As the cold and rain continue to batter our misery-laden, grey old island, my thoughts turned wistfully to freshly plucked, glistening seafood savoured on endless blue-sky summer days. And where better to seek wish fulfilment than at Covent Garden’s Big
Easy Bar. B.Q. and Lobstershack. Specialising in all American tucker from ribs and hogs to steak and seafood, the Big Easy Lobster fest grabbed my eye. But was it really worth shelling out my salary for? Claws at the ready, I set off to find out.
Scurrying in after work on a freezing Friday evening, the tantalising, smoky overtones of barbecued meat waft over me. Cooked low and slow in an open kitchen for up to eighteen hours, Big Easy meats are delicately infused with cherry, apple, oak and hickory woods. Just the scents to get you salivating during post-work starvation mode.
A comforting background din of relaxed laughter makes me feel instantly at ease. With none of the stiff pretension that accompanies some of London’s cooler restaurants, entering the Big Easy is like pulling on an old, tatty jumper.
Providing the tastes of the southern states since 1991, the converted tri-level power station has a distinctly in-your-face transatlantic vibe – screaming from the giant suspended stars to the stripes stencilled along the brick work walls. A gigantic bar offers over 500 bottles of every liquor under the sun while bluesy live music (available every night) adds to the relaxed kick-back-after-work vibe.
Perching over our tall table on sky-scraper stools, we prepare ourselves for battle by donning fetching toddler-style plastic bibs. While this certainly wouldn’t happen at Gordon Ramsay, it all adds to the fun of the evening. My American dining companion gallantly ties my bib for me. Suitably attired, an elaborate series of accoutrements are placed before us. All that’s missing is the scalpel.
Minutes later, the beasts arrive on huge silver platters. Nestled on brown paper, not in keeping with their magnificence, the crustaceans are a sight to behold. From their rich red shells to the intricacy of their tentacles, I feel a pang of guilt at the prospect of tucking into them. An emotion that would be harder to stir had it been ribs or steak. Who could have known that the Big Easy Lobster fest would stir such emotions?
With a sigh of guilt, get stuck in I do. Plucked fresh from the icy waters of Nova Scotia, the pulpy flesh brings back happy memories of a summer spent in Maine where lobster is consumed like soda bread in Ireland. And even McDonalds serve up McLobster sandwiches.
Not having eaten lobster in a while, I’m slightly wary of what’s edible and what’s not. (The bits to avoid are the intestinal tract and the sac behind the eyes.) Getting into my stride, I remove the shell and take each leg off by gently wiggling and pulling – by far the easiest way to tackle the job.

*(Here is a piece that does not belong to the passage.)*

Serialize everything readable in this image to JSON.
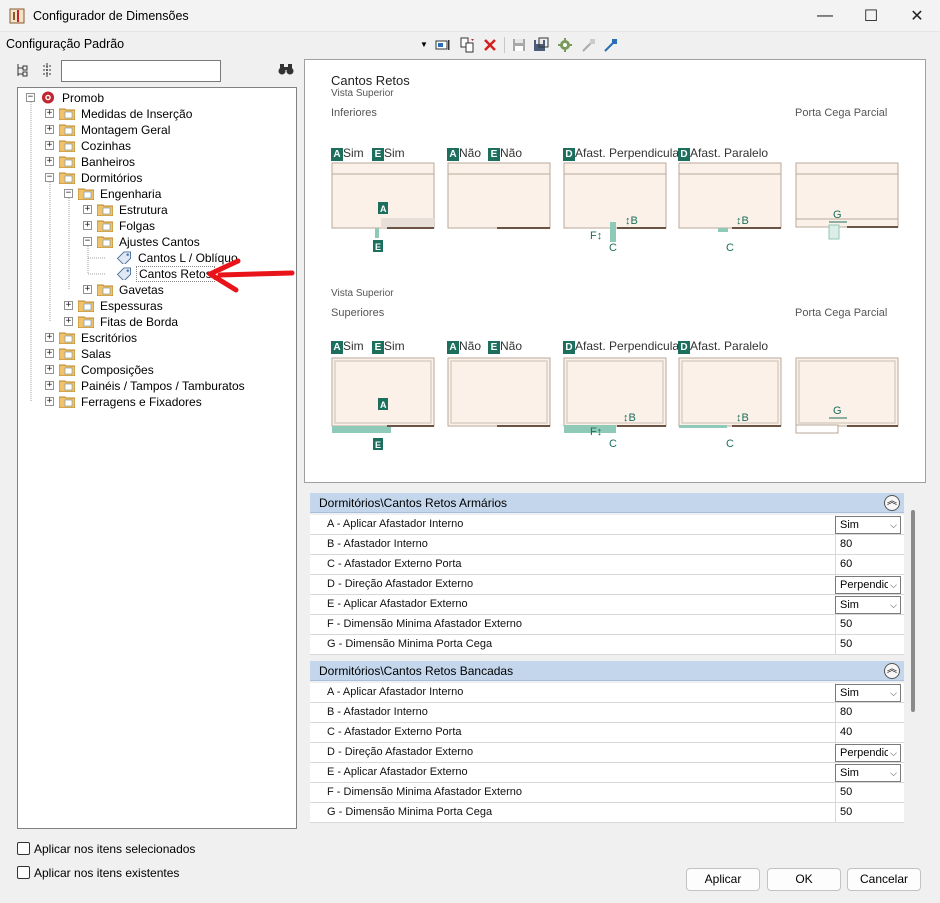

There’s plenty of meat to get stuck into once I remember where to look. The platter is accompanied by Hollandaise sauce (slightly thick for my liking); a garden salad with a surprisingly good dressing and a cup of piping hot chips with an indulgent deep fried crispness. I choose to wash it all down with a schooner of beer, a slushie cocktail is also available as part of the lobster fest deal.
Sated, I survey the carnage while untying my plastic bib with relief – they get unbearably hot while dining. Even after being mauled, there’s still a savage beauty in what remains. Bracing myself for the freezing temperatures outside, I leave the warm cocoon of The Big Easy with the briny taste of approaching summer on my lips.
The Big Easy Lobster fest package includes: a whole fresh lobster, whole lobster roll or whole lobster mac and cheese with a house salad, big easy brew or houses slushie for
Advance booking recommended